[Records contained in a dataset]

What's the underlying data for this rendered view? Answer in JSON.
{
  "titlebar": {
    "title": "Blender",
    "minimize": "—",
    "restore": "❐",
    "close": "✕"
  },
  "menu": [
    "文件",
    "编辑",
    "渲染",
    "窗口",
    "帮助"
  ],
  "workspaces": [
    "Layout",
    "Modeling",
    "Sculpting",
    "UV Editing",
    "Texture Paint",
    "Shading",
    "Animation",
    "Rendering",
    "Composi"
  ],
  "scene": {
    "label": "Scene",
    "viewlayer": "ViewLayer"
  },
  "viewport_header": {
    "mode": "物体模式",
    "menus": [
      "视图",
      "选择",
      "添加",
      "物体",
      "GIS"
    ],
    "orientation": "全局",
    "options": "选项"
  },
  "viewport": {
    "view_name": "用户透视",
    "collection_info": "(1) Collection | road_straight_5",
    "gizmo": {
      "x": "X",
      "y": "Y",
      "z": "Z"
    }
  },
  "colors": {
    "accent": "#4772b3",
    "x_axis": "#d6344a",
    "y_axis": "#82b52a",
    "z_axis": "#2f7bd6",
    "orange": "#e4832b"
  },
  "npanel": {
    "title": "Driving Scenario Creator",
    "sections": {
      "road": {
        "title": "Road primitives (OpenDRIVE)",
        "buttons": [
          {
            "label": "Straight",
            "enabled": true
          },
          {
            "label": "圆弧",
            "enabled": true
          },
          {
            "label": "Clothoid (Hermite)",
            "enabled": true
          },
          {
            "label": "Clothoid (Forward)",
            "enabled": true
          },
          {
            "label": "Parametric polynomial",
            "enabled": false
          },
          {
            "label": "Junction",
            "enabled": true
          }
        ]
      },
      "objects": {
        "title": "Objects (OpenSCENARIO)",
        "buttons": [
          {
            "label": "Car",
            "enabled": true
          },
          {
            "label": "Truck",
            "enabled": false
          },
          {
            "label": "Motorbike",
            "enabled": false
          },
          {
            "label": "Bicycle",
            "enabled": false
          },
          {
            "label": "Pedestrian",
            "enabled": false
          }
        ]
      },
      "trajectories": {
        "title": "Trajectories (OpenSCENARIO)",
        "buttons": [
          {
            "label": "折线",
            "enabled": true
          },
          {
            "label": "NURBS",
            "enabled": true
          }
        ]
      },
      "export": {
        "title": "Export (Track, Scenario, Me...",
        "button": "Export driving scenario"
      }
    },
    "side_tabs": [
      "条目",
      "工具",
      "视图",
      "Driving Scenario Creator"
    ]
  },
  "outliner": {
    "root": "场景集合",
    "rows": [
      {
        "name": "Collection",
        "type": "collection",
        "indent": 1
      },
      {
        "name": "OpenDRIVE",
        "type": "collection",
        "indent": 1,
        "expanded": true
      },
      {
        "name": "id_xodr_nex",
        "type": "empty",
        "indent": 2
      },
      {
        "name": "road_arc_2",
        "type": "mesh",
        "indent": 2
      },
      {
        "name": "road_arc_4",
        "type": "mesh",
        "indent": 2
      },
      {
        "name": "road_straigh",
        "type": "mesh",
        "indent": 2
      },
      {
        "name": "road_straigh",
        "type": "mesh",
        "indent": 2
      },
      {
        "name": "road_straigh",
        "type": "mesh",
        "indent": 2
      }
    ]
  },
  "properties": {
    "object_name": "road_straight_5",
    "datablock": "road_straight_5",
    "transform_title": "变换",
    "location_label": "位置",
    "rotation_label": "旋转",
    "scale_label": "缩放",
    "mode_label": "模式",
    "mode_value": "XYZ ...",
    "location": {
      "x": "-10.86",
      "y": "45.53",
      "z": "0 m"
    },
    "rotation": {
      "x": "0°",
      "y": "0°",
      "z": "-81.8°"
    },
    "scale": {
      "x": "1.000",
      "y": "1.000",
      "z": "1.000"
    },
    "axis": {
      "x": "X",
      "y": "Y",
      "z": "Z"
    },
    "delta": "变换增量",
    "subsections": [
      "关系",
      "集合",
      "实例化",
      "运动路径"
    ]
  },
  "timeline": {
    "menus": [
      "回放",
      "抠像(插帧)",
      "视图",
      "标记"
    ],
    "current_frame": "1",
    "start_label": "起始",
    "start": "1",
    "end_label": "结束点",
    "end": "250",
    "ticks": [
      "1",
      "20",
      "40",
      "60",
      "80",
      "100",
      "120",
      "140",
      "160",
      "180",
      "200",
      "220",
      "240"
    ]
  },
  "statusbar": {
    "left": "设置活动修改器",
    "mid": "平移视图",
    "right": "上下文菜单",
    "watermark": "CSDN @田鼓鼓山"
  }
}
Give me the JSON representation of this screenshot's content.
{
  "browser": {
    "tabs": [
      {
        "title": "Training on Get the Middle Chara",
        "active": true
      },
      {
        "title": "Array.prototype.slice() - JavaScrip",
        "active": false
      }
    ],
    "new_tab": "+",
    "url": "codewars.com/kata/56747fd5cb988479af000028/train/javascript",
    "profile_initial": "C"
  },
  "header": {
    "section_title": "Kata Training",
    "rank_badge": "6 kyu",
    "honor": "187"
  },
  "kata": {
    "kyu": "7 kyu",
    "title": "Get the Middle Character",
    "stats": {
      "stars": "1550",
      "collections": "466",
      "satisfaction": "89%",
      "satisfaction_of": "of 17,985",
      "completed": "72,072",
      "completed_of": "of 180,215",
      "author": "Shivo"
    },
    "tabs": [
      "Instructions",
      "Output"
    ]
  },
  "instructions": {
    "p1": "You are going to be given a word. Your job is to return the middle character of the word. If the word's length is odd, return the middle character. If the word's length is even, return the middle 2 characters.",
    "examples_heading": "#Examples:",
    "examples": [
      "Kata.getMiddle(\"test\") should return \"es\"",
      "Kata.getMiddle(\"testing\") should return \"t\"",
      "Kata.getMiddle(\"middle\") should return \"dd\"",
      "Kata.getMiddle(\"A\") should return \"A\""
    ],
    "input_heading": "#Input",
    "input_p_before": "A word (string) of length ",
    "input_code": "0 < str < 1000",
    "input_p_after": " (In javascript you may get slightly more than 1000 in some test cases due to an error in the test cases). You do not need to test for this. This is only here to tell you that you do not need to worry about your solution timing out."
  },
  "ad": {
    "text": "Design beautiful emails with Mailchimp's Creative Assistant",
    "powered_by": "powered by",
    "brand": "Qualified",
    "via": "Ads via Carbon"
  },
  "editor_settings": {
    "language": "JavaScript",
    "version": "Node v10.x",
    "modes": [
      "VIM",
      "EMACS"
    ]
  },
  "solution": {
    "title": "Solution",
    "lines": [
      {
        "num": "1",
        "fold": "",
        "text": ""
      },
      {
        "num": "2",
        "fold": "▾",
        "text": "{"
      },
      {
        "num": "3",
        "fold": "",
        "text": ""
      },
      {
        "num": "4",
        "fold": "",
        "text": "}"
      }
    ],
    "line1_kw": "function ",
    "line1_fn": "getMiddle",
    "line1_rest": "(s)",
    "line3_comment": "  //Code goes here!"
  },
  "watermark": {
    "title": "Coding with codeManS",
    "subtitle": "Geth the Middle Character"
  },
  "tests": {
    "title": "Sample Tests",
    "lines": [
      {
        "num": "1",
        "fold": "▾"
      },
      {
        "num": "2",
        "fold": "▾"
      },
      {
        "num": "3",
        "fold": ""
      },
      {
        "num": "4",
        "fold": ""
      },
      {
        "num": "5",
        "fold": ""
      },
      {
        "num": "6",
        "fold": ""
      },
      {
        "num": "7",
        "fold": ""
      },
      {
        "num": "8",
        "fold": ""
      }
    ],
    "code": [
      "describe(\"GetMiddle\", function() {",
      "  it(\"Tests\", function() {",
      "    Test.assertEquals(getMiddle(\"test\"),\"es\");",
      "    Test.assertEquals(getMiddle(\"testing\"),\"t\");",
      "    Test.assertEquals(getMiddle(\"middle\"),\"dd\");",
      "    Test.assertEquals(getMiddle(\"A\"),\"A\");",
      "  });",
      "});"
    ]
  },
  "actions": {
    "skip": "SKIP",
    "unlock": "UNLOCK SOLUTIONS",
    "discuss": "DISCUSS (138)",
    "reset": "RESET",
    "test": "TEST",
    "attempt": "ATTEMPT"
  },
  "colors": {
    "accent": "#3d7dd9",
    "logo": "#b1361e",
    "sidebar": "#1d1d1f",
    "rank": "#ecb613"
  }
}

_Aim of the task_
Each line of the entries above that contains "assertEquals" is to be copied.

_Result_
      "    Test.assertEquals(getMiddle(\"test\"),\"es\");",
      "    Test.assertEquals(getMiddle(\"testing\"),\"t\");",
      "    Test.assertEquals(getMiddle(\"middle\"),\"dd\");",
      "    Test.assertEquals(getMiddle(\"A\"),\"A\");",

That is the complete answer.